- Does this executive have a job title that is relevant to the area that your offering addresses?
- Is this executive positioned on the organization chart in a way that is relevant to the area your offering addresses?
- Does this executive have a history of being a successful leader within the organization, implementing similar projects.
- Do other executives in the firm believe this leader makes a genuine contribution to the firm?
- Is this executive person is tightly plugged in and closely bound to others in the organization "by mutual advantage."?
- Has this executive amassed enough extra influence to control company events and activities and to alter the firm's status quo?
Now that you've identified the relevant executive, you must maneuver past various gatekeepers to gain access to that executive. There are four ways to do this:
- Climb the ladder. Persuade a credible lower-level executive to "sponsor" you by suggesting a meeting with the relevant executive.
- Enlist the gatekeepers. Cultivate relationships with executive assistants, personal secretaries and so forth, and convince them to give you access.
- Pique executive interest. Using email, voice mail and/or letter, refer to some change within your company and schedule a meeting to offer details and information.
- Find networking opportunities. Gain admittance to an industry event or a social event (like a fundraiser for the executive's favorite charity).
Before meeting with the executive, research his or her "business agenda" and try to ascertain his or her "personal agenda" as well.
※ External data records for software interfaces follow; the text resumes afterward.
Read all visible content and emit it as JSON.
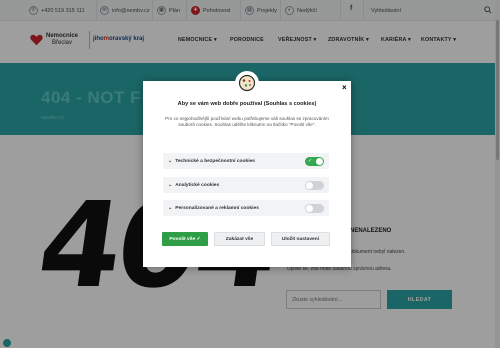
{
  "topbar": {
    "phone": "+420 519 315 111",
    "email": "info@nembv.cz",
    "items": [
      "Plán",
      "Pohotovost",
      "Projekty",
      "Nedýkčí"
    ],
    "search_placeholder": "Vyhledávání",
    "facebook": "f"
  },
  "header": {
    "logo_line1": "Nemocnice",
    "logo_line2": "Břeclav",
    "region_pre": "jiho",
    "region_mid": "m",
    "region_post": "oravský kraj",
    "nav": [
      "NEMOCNICE ▾",
      "PORODNICE",
      "VEŘEJNOST ▾",
      "ZDRAVOTNÍK ▾",
      "KARIÉRA ▾",
      "KONTAKTY ▾"
    ]
  },
  "hero": {
    "title": "404 - NOT F",
    "breadcrumb": "NEMBV.CZ"
  },
  "content": {
    "big_number": "404",
    "nf_title": "NENALEZENO",
    "nf_p1": "dokument nebyl nalezen.",
    "nf_p2": "Upište se, zda máte zadanou správnou adresu.",
    "search_placeholder": "Zkuste vyhledávání...",
    "search_button": "HLEDAT"
  },
  "cookie_modal": {
    "close": "×",
    "title": "Aby se vám web dobře používal (Souhlas s cookies)",
    "description": "Pro co nejpohodlnější používání webu potřebujeme váš souhlas se zpracováním souborů cookies. Souhlas udělíte kliknutím na tlačítko \"Povolit vše\".",
    "categories": [
      {
        "label": "Technické a bezpečnostní cookies",
        "enabled": true
      },
      {
        "label": "Analytické cookies",
        "enabled": false
      },
      {
        "label": "Personalizované a reklamní cookies",
        "enabled": false
      }
    ],
    "allow_all": "Povolit vše ✓",
    "reject_all": "Zakázat vše",
    "save_settings": "Uložit nastavení"
  },
  "colors": {
    "teal": "#2aa3a4",
    "green": "#2e9e47",
    "red": "#c9252b"
  }
}
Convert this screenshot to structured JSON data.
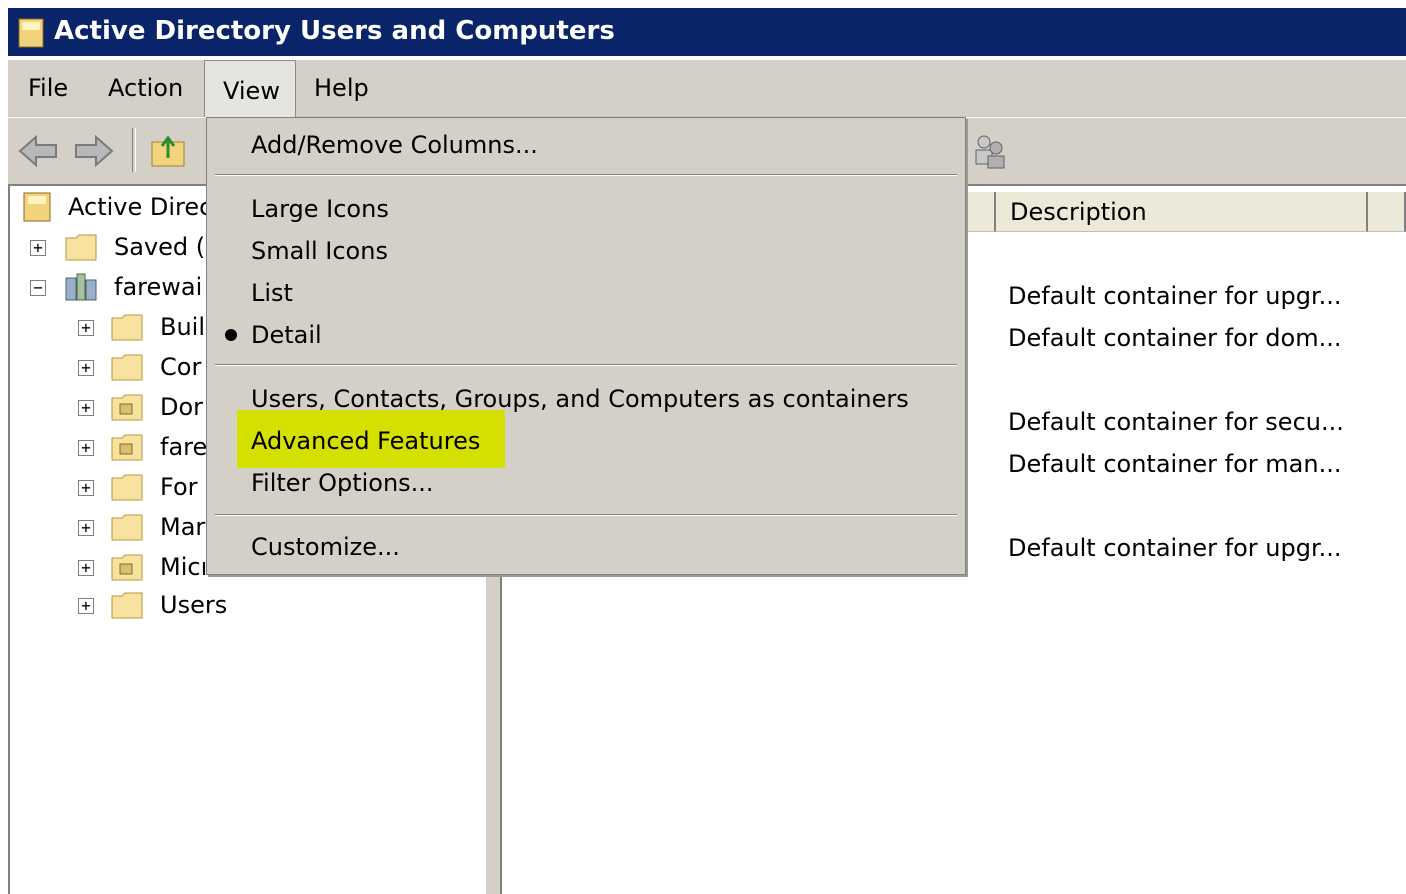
{
  "window": {
    "title": "Active Directory Users and Computers"
  },
  "menubar": {
    "items": [
      "File",
      "Action",
      "View",
      "Help"
    ]
  },
  "view_menu": {
    "add_remove_columns": "Add/Remove Columns...",
    "large_icons": "Large Icons",
    "small_icons": "Small Icons",
    "list": "List",
    "detail": "Detail",
    "users_as_containers": "Users, Contacts, Groups, and Computers as containers",
    "advanced_features": "Advanced Features",
    "filter_options": "Filter Options...",
    "customize": "Customize..."
  },
  "tree": {
    "root": "Active Direc",
    "saved": "Saved (",
    "domain": "farewai",
    "children": [
      "Buil",
      "Cor",
      "Dor",
      "fare",
      "For",
      "Mar",
      "Micı",
      "Users"
    ]
  },
  "list": {
    "header_description": "Description",
    "descriptions": [
      "Default container for upgr...",
      "Default container for dom...",
      "Default container for secu...",
      "Default container for man...",
      "Default container for upgr..."
    ]
  },
  "colors": {
    "title_bar": "#0a246a",
    "highlight": "#d4e000",
    "menu_bg": "#d4d0c8"
  }
}
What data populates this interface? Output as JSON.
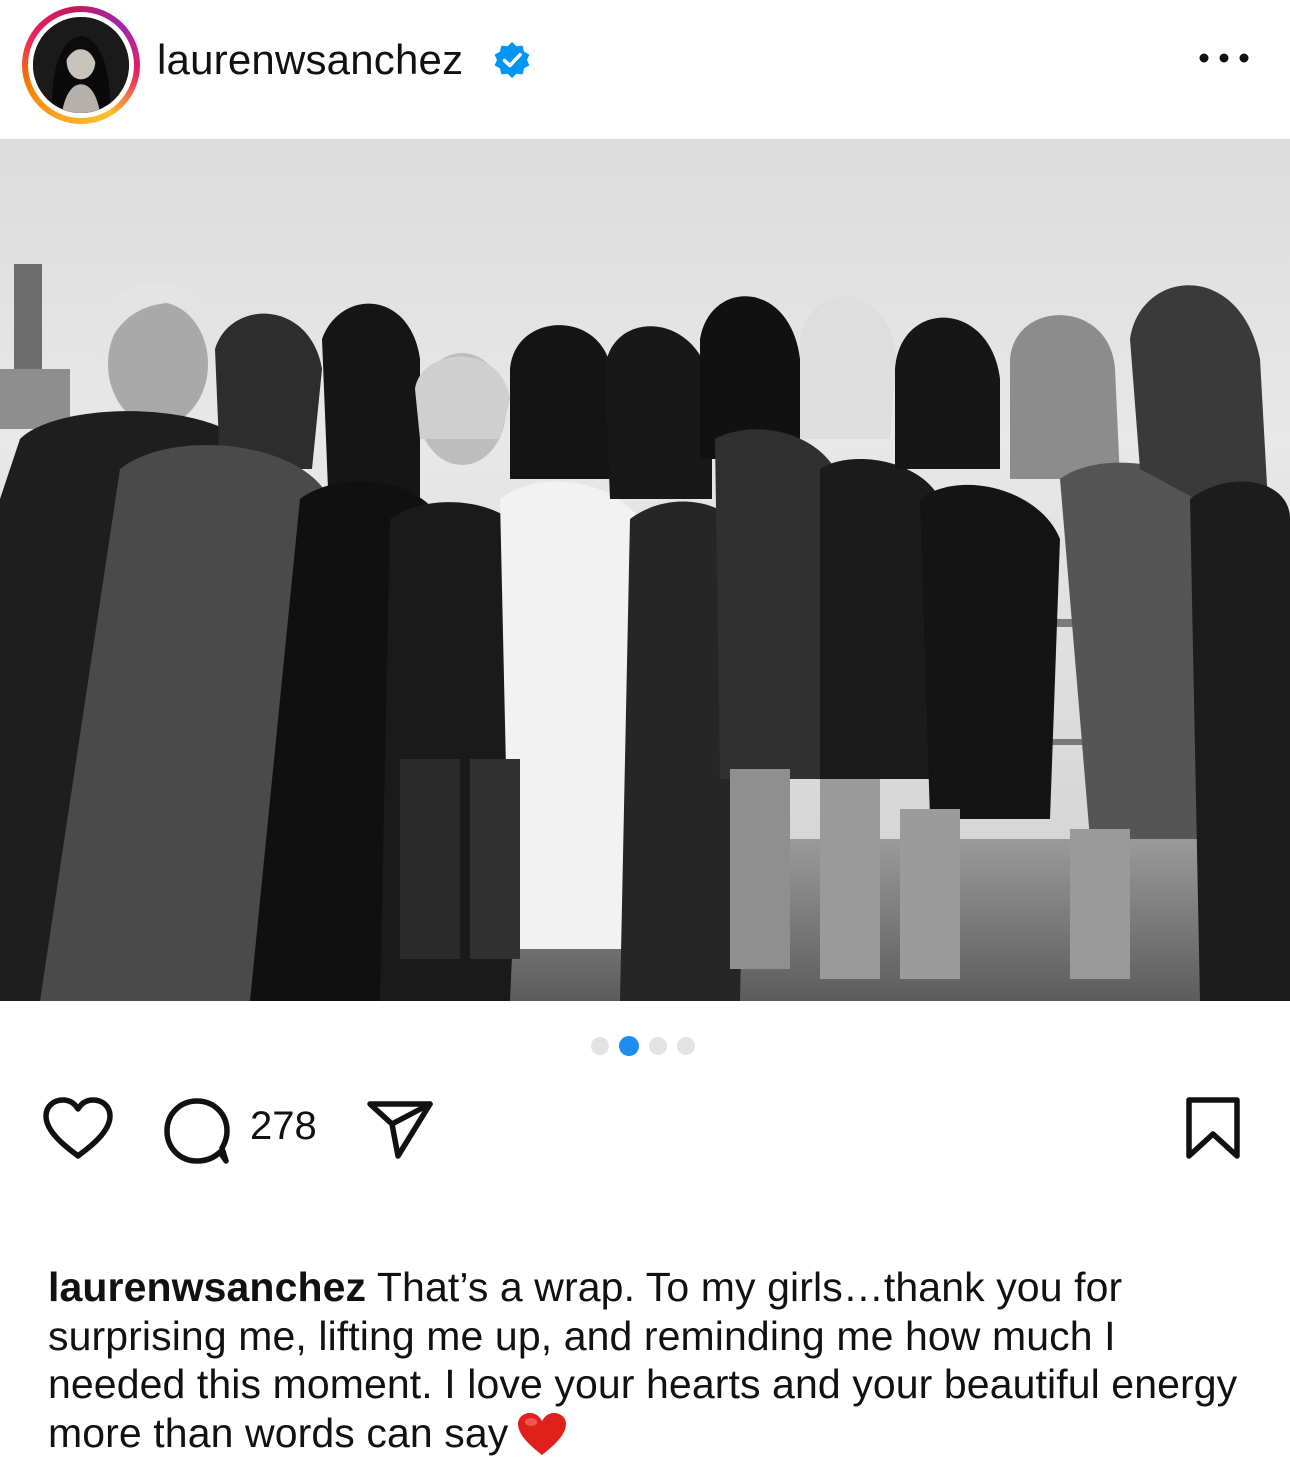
{
  "post": {
    "username": "laurenwsanchez",
    "verified": true,
    "more_icon": "more-horizontal-icon",
    "carousel": {
      "total": 4,
      "active_index": 1
    },
    "actions": {
      "like_icon": "heart-outline-icon",
      "comment_icon": "comment-bubble-icon",
      "comment_count": "278",
      "share_icon": "paper-plane-icon",
      "save_icon": "bookmark-outline-icon"
    },
    "caption": {
      "username": "laurenwsanchez",
      "text": "That’s a wrap. To my girls…thank you for surprising me, lifting me up, and reminding me how much I needed this moment. I love your hearts and your beautiful energy more than words can say",
      "emoji": "red-heart-emoji"
    }
  },
  "colors": {
    "accent_blue": "#1d8ef0",
    "verified_blue": "#0095f6",
    "text": "#111111",
    "heart_red": "#e0201b"
  }
}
Ideally, you'll want to address both during your first meeting. When you meet, do not assume that the executive knows who you are and why you're there. Introduce yourself and explain the purpose of the meeting. Within the first few minutes, demonstrate that you have done your homework and understand the company, its challenges and its place in the industry. Here are six guidelines for the conversation:
- Focus on business issues. Above all, do not attempt to wow the executive with the "bells and whistles."
- Ask intelligent questions. Frame everything according to the drivers that affect the business and the metrics that the leader uses to evaluate activities.
- Listen more than you talk. Hear what the executive has to say about the situation before proposing any steps of your own.
- Propose creative approaches. Bring value to the conversation by introducing novel business perspectives and concepts.
- Propose a next step. Involve the executive directly in planning subsequent action and plan to connect to follow up.
- Deepen the relationship. Suggest that next time you could bring an expert along to move the conversation to the next level.
Contrary to popular belief, it is a mistake to push a solution early in the relationship. In fact, the solution should be introduced in three stages, each of defines a "level of value" that is of interest to the executive.
- STAGE #1. The value hypothesis. Towards the end of your initial meeting, state a value hypothesis that establishes the possibility that your approach to a business problem or opportunity will work. You should get a validation from the customer that the hypothesis makes sense before proceeding to the next stage.
- STAGE #2. The value proposition. After you've had the initial meeting, think through what you've learned and develop a proposal for contributing real value. To do this, you will need concrete data from the executive about how the company operates, what its costs are and what you might be able to fix. Make sure that the value proposition is quantifiable.
- STAGE #3. The value statement. Sales professionals frequently skip this step, which is ironic, since it is the key to future sales to the executive. After you make the sale, audit the project and report on its actual value as compared to your value proposition. That way the executive will know that working with you was a "win" for both the executive and the executive's firm.